In 1848, harsh physical punishment within the prison was rejected in favour of punishment of the mind. Flogging gave way to solitary confinement.
The Separate Prison was built at Port Arthur in 1850. Cruciform-shaped, each of the four wings comprised a central corridor flanked by rows of solitary confinement cells. Separated by thick sandstone walls, it was hoped that the convicts would benefit from contemplative silence and separation.
Henry Singleton spent a long time in the separate prison. Read more about him here.
Between 2003 and 2008 PAHSMA undertook a major conservation project to better assist visitors to understand how this style of punishment worked.
As you enter the Prison, a voice reads out the Rules and Regulations of the Separate Prison as they were read to each man who was imprisoned here.
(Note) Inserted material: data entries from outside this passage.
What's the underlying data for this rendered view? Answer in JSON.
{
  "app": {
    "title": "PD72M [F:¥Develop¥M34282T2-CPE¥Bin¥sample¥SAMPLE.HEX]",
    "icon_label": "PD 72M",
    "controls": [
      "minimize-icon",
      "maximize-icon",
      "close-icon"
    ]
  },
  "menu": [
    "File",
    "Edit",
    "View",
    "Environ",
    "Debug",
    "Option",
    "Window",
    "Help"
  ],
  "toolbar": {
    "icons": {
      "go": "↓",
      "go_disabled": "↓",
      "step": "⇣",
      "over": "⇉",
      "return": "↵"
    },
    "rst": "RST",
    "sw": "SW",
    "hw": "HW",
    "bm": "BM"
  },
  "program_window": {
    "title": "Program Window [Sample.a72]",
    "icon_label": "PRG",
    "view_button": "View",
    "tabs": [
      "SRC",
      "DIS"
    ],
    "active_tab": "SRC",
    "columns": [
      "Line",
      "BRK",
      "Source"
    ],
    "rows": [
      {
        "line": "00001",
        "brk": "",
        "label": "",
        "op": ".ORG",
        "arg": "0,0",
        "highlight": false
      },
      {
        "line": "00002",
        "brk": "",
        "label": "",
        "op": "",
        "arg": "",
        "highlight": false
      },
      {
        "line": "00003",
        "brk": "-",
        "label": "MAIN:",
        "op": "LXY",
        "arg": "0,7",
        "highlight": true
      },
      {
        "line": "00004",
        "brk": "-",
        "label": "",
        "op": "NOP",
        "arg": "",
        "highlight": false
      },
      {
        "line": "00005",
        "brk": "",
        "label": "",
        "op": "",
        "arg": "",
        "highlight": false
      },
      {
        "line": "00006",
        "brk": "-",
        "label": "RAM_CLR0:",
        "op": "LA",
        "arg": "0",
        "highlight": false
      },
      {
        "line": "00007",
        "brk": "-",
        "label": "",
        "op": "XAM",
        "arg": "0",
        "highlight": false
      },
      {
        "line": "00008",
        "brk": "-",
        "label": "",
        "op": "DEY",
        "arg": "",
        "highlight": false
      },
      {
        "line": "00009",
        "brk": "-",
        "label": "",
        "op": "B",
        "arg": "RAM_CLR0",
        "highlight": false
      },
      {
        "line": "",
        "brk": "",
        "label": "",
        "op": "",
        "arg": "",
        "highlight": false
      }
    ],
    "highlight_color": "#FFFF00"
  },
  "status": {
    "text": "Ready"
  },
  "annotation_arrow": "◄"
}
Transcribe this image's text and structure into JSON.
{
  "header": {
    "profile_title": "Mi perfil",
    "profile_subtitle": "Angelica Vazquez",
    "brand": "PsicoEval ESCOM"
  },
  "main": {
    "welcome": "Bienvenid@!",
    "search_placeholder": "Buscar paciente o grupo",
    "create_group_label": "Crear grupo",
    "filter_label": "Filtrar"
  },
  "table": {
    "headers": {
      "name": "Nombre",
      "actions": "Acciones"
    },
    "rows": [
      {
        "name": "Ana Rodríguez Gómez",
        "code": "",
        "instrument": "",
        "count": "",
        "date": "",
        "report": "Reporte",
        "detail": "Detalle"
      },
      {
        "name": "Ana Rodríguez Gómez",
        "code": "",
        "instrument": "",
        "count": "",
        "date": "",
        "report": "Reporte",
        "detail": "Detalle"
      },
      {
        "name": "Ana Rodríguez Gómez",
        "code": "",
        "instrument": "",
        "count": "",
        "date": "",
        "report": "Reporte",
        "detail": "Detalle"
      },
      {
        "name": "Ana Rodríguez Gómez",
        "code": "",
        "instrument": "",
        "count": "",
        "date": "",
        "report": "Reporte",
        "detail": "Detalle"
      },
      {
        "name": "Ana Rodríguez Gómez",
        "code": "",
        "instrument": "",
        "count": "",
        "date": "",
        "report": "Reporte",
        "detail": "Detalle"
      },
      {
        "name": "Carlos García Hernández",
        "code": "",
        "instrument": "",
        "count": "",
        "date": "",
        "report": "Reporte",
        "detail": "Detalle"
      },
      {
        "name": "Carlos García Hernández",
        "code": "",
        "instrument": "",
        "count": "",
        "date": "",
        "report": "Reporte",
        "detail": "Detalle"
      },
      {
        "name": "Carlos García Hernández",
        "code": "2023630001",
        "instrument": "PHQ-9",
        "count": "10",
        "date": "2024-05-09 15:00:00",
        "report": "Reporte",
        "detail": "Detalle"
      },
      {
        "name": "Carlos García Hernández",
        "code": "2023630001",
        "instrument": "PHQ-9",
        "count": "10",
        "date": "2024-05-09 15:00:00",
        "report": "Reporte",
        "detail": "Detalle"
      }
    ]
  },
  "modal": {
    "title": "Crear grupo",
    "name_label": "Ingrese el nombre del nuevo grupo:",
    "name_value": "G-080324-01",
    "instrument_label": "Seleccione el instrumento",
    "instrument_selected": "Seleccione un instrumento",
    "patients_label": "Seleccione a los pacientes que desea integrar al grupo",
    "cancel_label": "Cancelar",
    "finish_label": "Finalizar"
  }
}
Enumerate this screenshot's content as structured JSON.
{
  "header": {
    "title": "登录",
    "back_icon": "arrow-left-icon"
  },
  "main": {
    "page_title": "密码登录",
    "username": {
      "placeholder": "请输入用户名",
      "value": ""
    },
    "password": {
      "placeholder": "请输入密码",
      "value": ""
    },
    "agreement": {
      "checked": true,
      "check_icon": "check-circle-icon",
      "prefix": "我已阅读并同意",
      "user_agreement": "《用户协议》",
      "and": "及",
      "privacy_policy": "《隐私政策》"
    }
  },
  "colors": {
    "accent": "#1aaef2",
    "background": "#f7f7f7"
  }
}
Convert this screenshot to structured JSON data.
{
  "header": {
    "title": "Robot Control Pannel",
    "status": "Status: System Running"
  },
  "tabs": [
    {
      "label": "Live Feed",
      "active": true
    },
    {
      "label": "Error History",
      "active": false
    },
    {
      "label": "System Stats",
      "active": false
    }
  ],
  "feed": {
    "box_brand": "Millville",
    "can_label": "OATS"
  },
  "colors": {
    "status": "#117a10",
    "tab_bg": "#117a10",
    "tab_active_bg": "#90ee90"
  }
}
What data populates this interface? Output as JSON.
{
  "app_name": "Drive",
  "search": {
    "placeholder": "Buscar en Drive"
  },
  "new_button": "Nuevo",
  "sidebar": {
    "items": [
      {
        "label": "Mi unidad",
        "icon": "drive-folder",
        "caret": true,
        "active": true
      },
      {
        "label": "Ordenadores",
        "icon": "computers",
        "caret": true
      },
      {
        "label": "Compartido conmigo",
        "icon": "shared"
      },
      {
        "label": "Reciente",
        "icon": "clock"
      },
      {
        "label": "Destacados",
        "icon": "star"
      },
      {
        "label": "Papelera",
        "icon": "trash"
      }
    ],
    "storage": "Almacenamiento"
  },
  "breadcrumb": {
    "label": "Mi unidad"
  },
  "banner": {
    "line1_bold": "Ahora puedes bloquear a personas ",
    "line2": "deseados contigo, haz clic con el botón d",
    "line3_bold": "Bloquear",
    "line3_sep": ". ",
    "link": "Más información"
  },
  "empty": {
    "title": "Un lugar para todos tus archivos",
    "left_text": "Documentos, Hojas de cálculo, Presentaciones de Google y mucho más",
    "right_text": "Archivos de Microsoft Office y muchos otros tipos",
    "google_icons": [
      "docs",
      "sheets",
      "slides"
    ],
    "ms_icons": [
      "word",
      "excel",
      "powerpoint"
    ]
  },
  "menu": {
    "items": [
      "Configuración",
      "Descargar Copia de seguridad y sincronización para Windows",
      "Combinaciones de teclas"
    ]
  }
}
Your echoing steps along the central hall take you to A Wing, and the cells where the men spent their days—sleeping, waking, working and eating.
In the narrow exercise yard, you find yourself surrounded by high, imposing walls, revealing a sliver of sky, your only link to the outside world.
The Separate Prison is a must-see part of the Port Arthur experience.
The Separate Prison is open daily from 9.00am until dusk. Access is included in your Site Entry Pass.